Few people are lucky enough to be born with perfect teeth, but orthodontic treatment can make a huge difference to you or your child. The Australian Society of Orthodontists recommends that children get screened by an orthodontist between the ages of 8 and 10. Getting assessed early can prevent the need for complex and costly orthodontic treatment later in life. Your orthodontist may recommend any of the following types of braces or dental appliances to help correct your particular problem.
Traditional braces have progressed since the early days and are now lighter in weight and structure than they used to be. They are made from a high-grade stainless steel and have metal brackets that are attached to each tooth using a bonding agent. The brackets are linked to each other with a thin archwire, which puts pressure on the teeth that causes them to move slowly into the correct position.
The archwires are connected to the brackets using tiny elastic bands known as ligatures or o-rings, which your orthodontist will change each time they are tightened. Some types of brackets don't need o-rings, and these are called self-ligating.
According to Orthodontics Australia, ceramic braces work in the same way as traditional metal, but the brackets are made out of a tooth-coloured porcelain material. They are less visible, which makes them a popular choice for adults who need orthodontic treatment. As oral hygeine and normal brushing may be more of a challenge with ceramic braces, your orthodontist might recommend that you also use a fluoride mouthwash, which will help to provide fluoride to your teeth and extra protection from tooth decay and cavities.
Damon braces are currently enjoying a wave of popularity with orthodontists because pontentially they provide gentler treatment and require fewer dental visits. According to a review published in the Australian Dental Journal, Damon braces are self-ligating and use a slide mechanism instead of elastic bands to connect the archwires.
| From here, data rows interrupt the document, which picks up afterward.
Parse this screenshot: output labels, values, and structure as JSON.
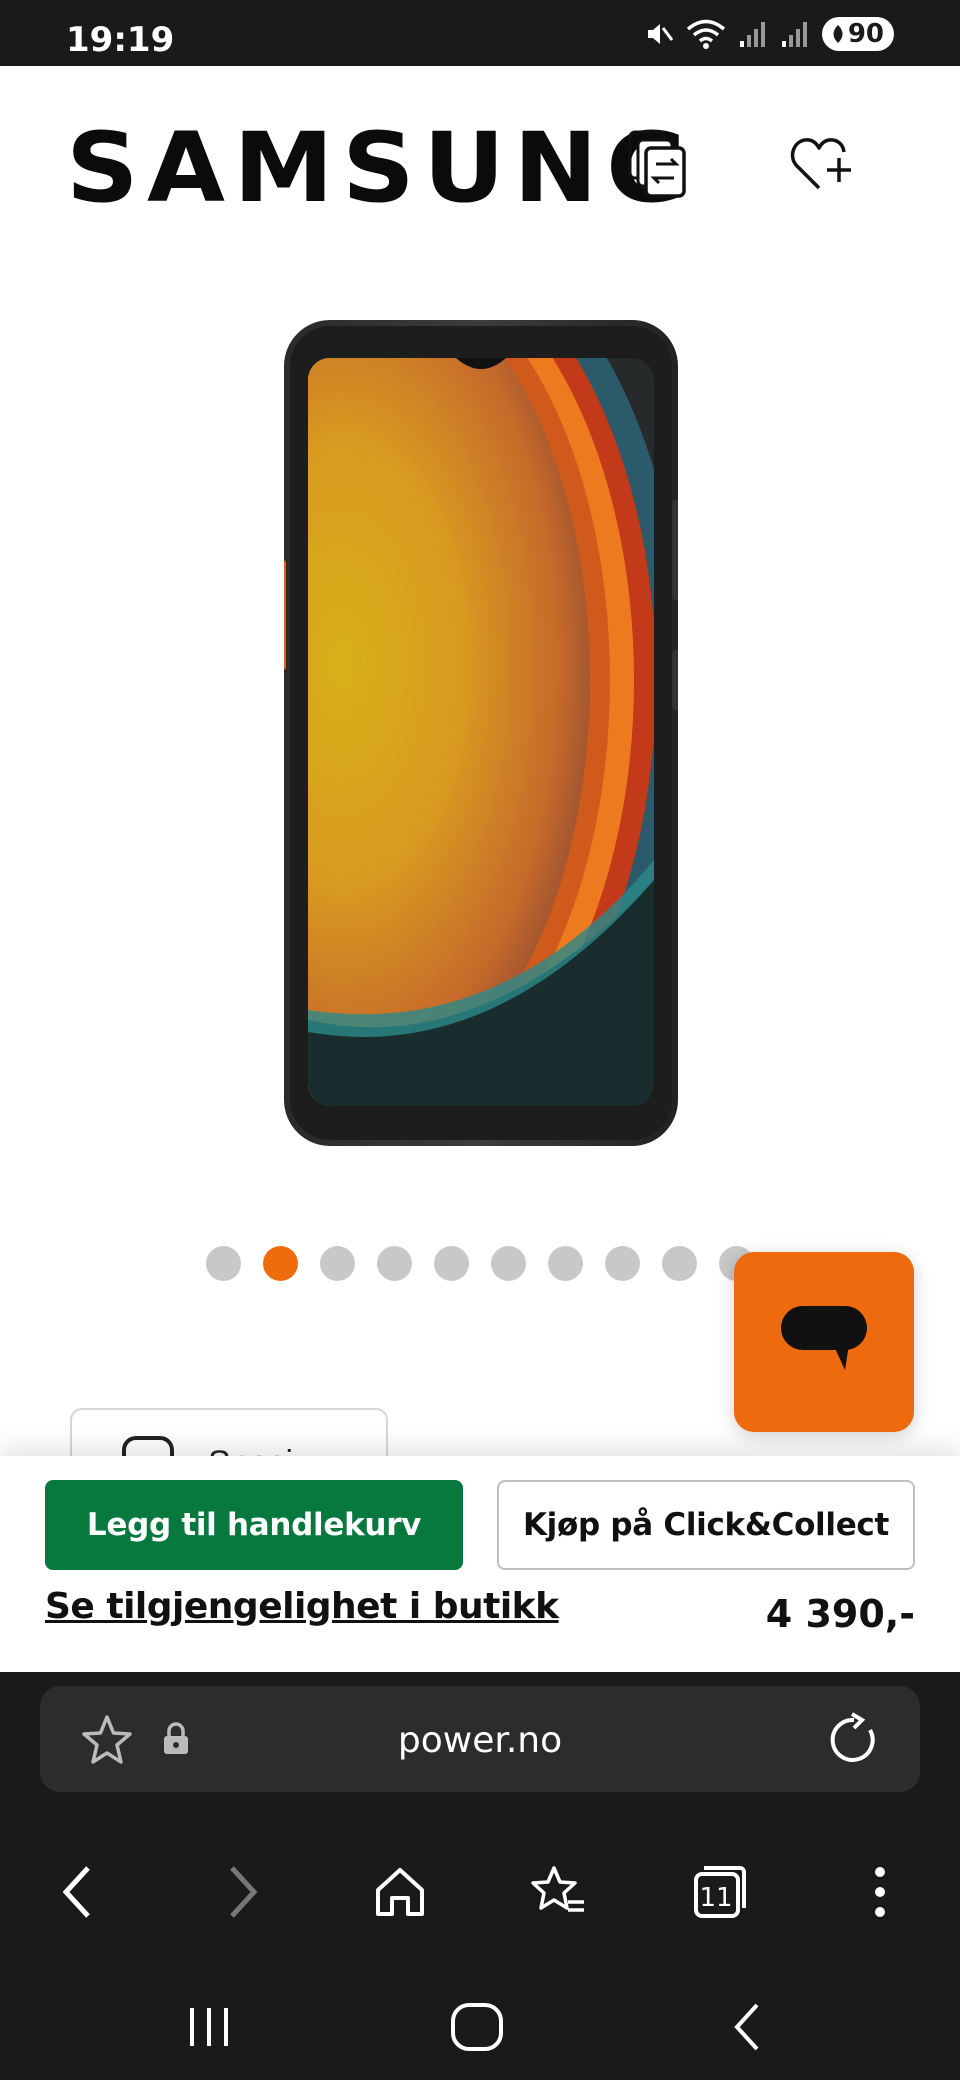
{
  "status_bar": {
    "time": "19:19",
    "battery": "90",
    "icons": [
      "mute-icon",
      "wifi-icon",
      "signal-icon",
      "signal-icon"
    ]
  },
  "header": {
    "brand": "SAMSUNG",
    "compare_icon": "compare-icon",
    "wishlist_icon": "heart-plus-icon"
  },
  "product": {
    "image_alt": "phone-product-image",
    "carousel": {
      "total": 10,
      "active_index": 1
    }
  },
  "partial_tab": {
    "label": "Spesi..."
  },
  "chat": {
    "icon": "chat-bubble-icon",
    "color": "#ee6a0e"
  },
  "buy_bar": {
    "add_to_cart": "Legg til handlekurv",
    "click_collect": "Kjøp på Click&Collect",
    "stock_link": "Se tilgjengelighet i butikk",
    "price": "4 390,-",
    "cart_color": "#08793e"
  },
  "browser": {
    "url": "power.no",
    "tab_count": "11",
    "nav_icons": [
      "back-icon",
      "forward-icon",
      "home-icon",
      "bookmarks-icon",
      "tabs-icon",
      "more-icon"
    ]
  },
  "system_nav": [
    "recents-icon",
    "home-icon",
    "back-icon"
  ]
}
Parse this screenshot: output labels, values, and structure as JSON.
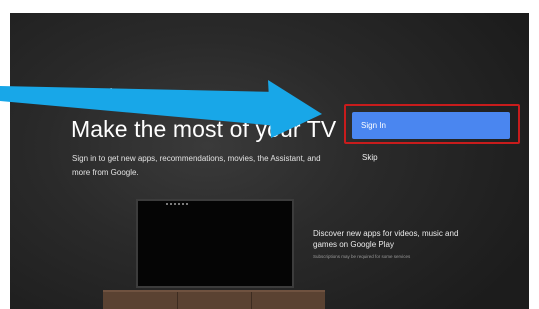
{
  "setup": {
    "brand": "Google",
    "headline": "Make the most of your TV",
    "subtitle": "Sign in to get new apps, recommendations, movies, the Assistant, and more from Google.",
    "signin_label": "Sign In",
    "skip_label": "Skip",
    "promo_title": "Discover new apps for videos, music and games on Google Play",
    "promo_note": "Subscriptions may be required for some services"
  },
  "colors": {
    "accent_button": "#4a86f0",
    "highlight_box": "#c81c1c",
    "annotation_arrow": "#18a7e8"
  }
}
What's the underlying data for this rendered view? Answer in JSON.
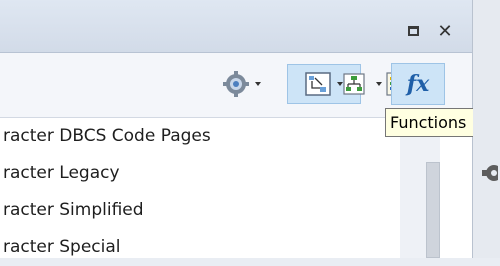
{
  "window": {
    "restore_icon": "restore-icon",
    "close_icon": "close-icon",
    "close_glyph": "✕"
  },
  "toolbar": {
    "buttons": [
      {
        "name": "settings-gear",
        "icon": "gear-icon",
        "has_dropdown": true
      },
      {
        "name": "diagram-view",
        "icon": "diagram-icon",
        "has_dropdown": true,
        "selected": true
      },
      {
        "name": "list-view",
        "icon": "list-icon",
        "has_dropdown": true
      },
      {
        "name": "hierarchy-view",
        "icon": "hierarchy-icon",
        "has_dropdown": true
      },
      {
        "name": "functions",
        "icon": "fx-icon",
        "has_dropdown": false,
        "selected": true,
        "glyph": "fx"
      }
    ]
  },
  "tooltip": {
    "text": "Functions"
  },
  "list": {
    "items": [
      "racter DBCS Code Pages",
      "racter Legacy",
      "racter Simplified",
      "racter Special"
    ]
  },
  "colors": {
    "selection": "#cde4f7",
    "tooltip_bg": "#ffffe1",
    "accent_blue": "#1f5fa8"
  }
}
It is proposed that this causes less friction and pressure on the teeth, so movement is less painful. The braces are also easier to keep clean. The process may cost less, having to make fewer trips to your dental professional and may produce faster results.
Removable aligners are usually made from clear plastic, and may be used in some cases instead of metal or Damon braces. A range of clear plastic aligners that resemble mouth guards are custom-made for you. They are removable for eating and cleaning, and you change them out for a newly made aligner at regular intervals. Each new aligner takes the adjustment of your teeth one step further.
Removeable aligners are also recommended for ongoing use after you complete your orthodontic treatment. These appliances help to maintain the results you want until your teeth have settled down and have finished moving.
Some children require the use of Forsus appliances to correct difficult overbites, and these have largely replaced the use of headgear for braces. The Forsus appliance is a spring worn inside the cheeks that attaches to the braces in order to adjust the upper or lower jaw into position.
For patients who have overcrowded teeth, it may be possible to choose between tooth extraction and palatal expansion as part of the orthodontic plan to remedy the problem. A palatal expander is a device that fits your palate and applies pressure to the back of your upper molars to gradually move your teeth further apart. This expands your palate and makes it possible for other types of braces to be fitted to correct the position of your teeth. Your orthodontist will advise which option is best for you.